Four in a bed
Jessica shares her journey of sleep deprivation with two young children.
As parents of a two-year old and a six month old baby, my partner and I are often asked how much sleep we get or how early the kids wake up, by people, usually other parents, expecting tales of disturbed nights or hideously early starts. We look at each other sheepishly, almost feeling guilty that most nights our children sleep until after eight.
Sophie, two years-old, can sleep for around 12 hours whilst Lexie is now sleeping through the night, with only one night feed.
The early days
It wasn’t always this way though. When Lexie was born five weeks early, we were in hospital for a week, struggling to breastfeed and having to wake up every three hours to try and feed her. Then we had to top her up with a bottle feed, express more breast milk for the bottles and so on. We were on a ward with other premature babies who seemed to be on a different feeding time cycle to ours, so we woke up when they did as well. I spent the first few days in a foggy blur of exhaustion. I remember being woken up by the midwife to do the 5am feed and I just couldn’t keep my eyes open, feeling sick with tiredness. She had to take over the feed, making me feel like I was failing my new baby. Lexie was jaundiced so spent most of her early days on a UV light machine and even though she slept a lot, I couldn’t – I just wanted to watch her and make sure she was ok.
Returning home we kept to the three hourly feeding cycle, with Daddy joining in to take on one of the night-time feeds. People often tell you to nap when the baby is napping but with a two year old to look after, a teenager to nag, a business to run and household to manage, there was no hope of fitting in any snooze time. I remember putting Sophie to bed at half seven one night and desperately wishing I could join her!
Then we discovered nipple shields and things began to change. With Lexie able to breastfeed properly we could drop the bottle feeds and also the expressing - freeing up a large part of the night for sleep!

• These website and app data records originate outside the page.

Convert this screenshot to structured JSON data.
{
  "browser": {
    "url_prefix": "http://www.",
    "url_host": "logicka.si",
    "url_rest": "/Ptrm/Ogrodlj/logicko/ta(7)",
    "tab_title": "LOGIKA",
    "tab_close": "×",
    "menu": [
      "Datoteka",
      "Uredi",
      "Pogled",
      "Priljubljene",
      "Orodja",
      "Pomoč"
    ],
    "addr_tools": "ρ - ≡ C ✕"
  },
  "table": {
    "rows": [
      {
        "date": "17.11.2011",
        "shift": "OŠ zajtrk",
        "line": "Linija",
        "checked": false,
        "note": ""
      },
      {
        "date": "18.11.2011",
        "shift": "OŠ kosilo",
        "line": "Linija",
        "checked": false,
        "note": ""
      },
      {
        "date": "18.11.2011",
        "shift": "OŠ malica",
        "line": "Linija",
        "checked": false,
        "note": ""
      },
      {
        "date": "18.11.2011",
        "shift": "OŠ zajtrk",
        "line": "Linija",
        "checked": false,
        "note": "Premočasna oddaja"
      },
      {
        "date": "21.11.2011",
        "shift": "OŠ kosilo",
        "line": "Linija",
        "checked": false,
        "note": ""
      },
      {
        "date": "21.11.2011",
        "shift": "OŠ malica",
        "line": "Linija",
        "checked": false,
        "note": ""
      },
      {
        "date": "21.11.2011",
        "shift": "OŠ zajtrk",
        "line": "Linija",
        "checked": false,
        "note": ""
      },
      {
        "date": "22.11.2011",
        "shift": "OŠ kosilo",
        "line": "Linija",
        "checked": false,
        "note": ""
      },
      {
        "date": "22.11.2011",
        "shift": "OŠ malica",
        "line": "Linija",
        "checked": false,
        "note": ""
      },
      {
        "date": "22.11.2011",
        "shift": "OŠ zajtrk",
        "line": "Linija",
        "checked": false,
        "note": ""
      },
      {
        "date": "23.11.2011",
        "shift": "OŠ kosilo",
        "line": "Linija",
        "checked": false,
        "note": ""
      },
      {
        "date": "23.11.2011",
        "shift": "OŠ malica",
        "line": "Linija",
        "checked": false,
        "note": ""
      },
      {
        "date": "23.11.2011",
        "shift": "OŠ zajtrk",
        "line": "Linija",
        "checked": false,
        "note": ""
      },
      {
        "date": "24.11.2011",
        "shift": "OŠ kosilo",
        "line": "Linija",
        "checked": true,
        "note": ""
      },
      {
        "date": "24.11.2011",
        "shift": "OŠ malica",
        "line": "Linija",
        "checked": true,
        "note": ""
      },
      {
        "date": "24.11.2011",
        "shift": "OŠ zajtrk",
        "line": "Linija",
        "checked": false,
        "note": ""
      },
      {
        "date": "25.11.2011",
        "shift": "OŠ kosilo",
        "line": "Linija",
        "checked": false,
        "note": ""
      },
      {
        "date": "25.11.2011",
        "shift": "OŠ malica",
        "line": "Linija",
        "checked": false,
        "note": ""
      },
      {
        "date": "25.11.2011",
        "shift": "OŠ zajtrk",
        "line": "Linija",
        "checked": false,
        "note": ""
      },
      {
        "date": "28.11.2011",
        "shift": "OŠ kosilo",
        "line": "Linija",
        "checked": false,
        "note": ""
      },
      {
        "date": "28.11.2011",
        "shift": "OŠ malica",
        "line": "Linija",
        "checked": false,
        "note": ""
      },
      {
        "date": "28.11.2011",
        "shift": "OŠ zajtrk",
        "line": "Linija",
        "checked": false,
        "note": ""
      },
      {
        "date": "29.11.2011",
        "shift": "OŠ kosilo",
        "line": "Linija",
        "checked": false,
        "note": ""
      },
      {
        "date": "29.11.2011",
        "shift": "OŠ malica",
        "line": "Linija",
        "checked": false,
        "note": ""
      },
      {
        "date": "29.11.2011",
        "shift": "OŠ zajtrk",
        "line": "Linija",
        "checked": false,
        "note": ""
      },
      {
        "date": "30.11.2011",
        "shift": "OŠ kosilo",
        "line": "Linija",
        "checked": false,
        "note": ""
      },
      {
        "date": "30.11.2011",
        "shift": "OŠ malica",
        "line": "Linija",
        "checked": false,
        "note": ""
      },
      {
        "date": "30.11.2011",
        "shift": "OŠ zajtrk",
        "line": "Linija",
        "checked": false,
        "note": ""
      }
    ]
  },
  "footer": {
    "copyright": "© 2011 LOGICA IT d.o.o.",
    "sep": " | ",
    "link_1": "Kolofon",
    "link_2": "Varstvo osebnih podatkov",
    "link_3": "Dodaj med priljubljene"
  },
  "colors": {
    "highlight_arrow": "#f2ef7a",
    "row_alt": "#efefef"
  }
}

Looking back those days of total exhaustion are a blur. I do remember that a lot of chocolate was eaten, especially Twirl Bites to combat the tiredness, and just how important it was to get a bit of time when Sophie was asleep, to sit on the sofa, have a cuddle with Lexie and watch some mindless TV. Those days have left me with an addiction to ‘Don’t Tell the Bride’ but it’s a small price to pay for a few hours of relaxation and bonding with your baby. Daddy taking over one morning a week and letting me have a lie-in was also a total necessity. Knowing that every Saturday you can have a couple of extra hours of sleep helps you get through the sleep-deprived week!
"Looking back those days of total exhaustion are a blur"
Where we are now
Six months on and Lexie’s piled on the weight, we’ve started weaning her and she’s down to one feed in the night, usually around 5am. Then she’s back to sleep until 8am or until Sophie wakes us all up. Sophie has always been a good sleeper as was her brother (now a teen so it’s impossible to get him to stop sleeping!) We follow a bedtime routine with her: bath, stories and bedtime in her own cot and in her own room. Probably four nights out of seven she’ll wake in the night and she’ll come into our bed, but then she’ll go straight back to sleep and so will we.
Other parents ask what our secret is and I believe it stems from a relaxed attitude to sharing our bed. My partner and I both appreciate sleep and will do what it takes to get enough rest and if this involves sharing our bed with baby and child then that’s fine. I appreciate this doesn’t work for everyone and I believe people should just trust their own judgement and gut feeling on where their children sleep, but for us four in the bed works. For me, waking up in the morning and having a snuggle in a cosy bed with my daughter and my baby is a total pleasure.
What were your experiences with sleep and babies? Did you like this article by Jessica? Let us know in the comments and share!
May 20th 2014